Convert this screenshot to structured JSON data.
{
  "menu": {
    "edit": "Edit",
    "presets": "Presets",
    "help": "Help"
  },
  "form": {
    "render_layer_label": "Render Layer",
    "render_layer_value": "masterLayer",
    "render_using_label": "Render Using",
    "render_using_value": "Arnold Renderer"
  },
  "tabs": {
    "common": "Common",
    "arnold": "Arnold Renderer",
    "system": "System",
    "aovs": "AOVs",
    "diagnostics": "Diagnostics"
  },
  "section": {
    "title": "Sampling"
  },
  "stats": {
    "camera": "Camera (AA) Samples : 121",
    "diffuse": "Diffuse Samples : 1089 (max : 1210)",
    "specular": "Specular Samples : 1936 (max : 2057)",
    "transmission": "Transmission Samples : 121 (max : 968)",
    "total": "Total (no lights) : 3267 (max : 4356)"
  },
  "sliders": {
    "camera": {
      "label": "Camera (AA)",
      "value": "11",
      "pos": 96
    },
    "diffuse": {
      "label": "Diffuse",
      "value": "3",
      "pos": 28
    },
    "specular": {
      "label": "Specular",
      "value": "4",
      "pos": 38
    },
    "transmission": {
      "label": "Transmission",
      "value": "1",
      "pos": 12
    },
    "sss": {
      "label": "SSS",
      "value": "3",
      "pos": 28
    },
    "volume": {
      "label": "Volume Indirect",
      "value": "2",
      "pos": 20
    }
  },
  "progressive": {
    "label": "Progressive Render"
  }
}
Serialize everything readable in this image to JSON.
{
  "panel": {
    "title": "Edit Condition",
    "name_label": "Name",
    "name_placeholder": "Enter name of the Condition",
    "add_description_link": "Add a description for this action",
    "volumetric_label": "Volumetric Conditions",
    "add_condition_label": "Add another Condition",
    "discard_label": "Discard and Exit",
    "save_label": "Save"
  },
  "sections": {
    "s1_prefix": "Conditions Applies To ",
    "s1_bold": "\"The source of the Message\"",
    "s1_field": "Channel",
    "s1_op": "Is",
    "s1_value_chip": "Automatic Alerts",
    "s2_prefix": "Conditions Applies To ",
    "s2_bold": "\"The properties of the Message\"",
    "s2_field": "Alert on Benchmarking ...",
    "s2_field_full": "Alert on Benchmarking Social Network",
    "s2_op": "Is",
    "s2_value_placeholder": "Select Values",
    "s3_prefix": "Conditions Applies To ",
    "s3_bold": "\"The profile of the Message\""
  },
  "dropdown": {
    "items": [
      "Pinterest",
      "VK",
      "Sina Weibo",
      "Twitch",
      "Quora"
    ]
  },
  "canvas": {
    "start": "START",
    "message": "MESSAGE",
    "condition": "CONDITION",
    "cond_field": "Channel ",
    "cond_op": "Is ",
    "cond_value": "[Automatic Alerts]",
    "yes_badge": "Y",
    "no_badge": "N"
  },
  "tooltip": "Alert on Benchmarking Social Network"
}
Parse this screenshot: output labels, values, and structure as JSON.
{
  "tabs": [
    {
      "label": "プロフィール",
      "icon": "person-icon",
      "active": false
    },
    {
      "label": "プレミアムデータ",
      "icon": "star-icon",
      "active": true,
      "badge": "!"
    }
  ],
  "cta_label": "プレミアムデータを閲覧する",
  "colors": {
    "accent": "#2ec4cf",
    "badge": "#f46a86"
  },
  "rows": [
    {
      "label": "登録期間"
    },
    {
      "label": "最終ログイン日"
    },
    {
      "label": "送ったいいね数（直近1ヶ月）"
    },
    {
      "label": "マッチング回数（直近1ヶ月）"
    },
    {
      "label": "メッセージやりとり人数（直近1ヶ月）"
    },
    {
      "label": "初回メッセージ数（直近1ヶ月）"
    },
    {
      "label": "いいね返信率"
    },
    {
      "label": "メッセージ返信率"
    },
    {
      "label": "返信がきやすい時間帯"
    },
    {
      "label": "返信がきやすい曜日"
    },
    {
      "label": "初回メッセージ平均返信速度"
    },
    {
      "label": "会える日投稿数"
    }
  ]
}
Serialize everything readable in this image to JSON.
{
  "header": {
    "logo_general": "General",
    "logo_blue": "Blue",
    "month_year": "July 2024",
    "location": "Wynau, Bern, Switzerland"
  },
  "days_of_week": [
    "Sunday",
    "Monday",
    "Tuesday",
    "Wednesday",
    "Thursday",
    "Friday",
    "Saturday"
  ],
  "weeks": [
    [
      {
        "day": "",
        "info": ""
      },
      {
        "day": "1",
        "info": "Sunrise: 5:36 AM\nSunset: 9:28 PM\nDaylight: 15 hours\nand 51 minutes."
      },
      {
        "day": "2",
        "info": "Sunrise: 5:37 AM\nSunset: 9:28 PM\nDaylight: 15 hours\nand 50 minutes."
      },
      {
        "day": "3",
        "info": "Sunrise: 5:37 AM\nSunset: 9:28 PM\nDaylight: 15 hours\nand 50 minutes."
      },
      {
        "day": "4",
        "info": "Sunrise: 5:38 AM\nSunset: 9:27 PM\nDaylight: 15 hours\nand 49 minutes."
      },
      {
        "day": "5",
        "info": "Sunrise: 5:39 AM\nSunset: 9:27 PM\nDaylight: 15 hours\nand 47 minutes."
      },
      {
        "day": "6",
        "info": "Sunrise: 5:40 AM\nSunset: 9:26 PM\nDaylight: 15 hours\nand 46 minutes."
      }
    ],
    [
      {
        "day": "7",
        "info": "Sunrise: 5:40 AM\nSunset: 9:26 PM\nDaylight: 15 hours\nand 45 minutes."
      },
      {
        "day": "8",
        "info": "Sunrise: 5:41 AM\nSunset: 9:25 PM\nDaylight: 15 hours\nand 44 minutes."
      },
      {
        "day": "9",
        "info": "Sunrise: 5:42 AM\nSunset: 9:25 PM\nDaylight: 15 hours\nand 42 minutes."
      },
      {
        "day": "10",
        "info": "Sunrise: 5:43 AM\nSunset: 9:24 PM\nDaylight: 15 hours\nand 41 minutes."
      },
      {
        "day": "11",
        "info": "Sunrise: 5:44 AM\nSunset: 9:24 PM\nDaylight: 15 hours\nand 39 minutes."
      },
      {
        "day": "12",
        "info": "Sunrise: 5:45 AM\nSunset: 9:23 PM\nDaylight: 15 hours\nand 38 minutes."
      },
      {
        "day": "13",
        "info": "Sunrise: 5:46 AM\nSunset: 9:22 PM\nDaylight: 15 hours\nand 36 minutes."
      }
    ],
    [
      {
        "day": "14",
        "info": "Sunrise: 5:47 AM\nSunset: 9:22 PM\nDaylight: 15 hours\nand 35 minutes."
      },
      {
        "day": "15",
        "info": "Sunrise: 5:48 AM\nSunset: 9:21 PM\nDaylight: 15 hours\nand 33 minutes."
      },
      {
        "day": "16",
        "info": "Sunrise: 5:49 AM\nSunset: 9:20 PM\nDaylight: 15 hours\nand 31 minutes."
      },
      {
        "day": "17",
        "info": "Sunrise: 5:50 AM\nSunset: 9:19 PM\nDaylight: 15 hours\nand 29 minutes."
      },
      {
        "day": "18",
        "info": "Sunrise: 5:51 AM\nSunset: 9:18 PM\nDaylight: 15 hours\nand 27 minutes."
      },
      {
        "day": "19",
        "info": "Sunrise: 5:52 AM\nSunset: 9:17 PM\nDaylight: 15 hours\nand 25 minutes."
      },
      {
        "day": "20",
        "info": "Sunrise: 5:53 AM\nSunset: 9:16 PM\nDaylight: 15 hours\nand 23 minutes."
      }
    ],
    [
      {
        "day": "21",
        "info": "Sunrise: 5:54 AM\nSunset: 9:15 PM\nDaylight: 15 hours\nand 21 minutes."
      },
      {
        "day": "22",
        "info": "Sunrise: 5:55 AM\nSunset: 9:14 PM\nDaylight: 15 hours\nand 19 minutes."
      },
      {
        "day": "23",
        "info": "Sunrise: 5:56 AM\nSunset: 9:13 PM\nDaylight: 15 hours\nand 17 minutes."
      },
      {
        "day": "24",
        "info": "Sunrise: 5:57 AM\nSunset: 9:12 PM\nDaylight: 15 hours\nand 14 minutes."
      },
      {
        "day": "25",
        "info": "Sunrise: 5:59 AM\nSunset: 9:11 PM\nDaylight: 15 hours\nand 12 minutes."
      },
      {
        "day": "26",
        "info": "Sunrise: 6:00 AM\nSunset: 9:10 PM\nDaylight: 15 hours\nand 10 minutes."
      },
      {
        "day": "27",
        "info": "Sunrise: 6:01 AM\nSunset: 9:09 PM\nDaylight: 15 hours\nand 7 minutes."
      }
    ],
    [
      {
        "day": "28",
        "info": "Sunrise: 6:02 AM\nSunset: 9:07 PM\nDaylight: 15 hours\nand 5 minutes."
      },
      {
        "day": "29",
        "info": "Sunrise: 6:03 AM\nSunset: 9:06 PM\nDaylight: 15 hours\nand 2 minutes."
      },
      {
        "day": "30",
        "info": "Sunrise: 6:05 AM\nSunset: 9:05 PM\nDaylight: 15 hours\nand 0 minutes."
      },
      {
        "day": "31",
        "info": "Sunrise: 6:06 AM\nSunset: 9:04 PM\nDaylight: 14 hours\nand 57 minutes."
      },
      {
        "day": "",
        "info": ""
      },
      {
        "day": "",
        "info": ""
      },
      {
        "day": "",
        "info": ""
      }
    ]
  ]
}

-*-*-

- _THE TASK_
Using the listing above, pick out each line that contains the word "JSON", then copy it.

- _ANSWER BOX_
Convert this screenshot to structured JSON data.
Serialize everything readable in this image to JSON.
Parse this screenshot: output labels, values, and structure as JSON.
Serialize everything readable in this image to JSON.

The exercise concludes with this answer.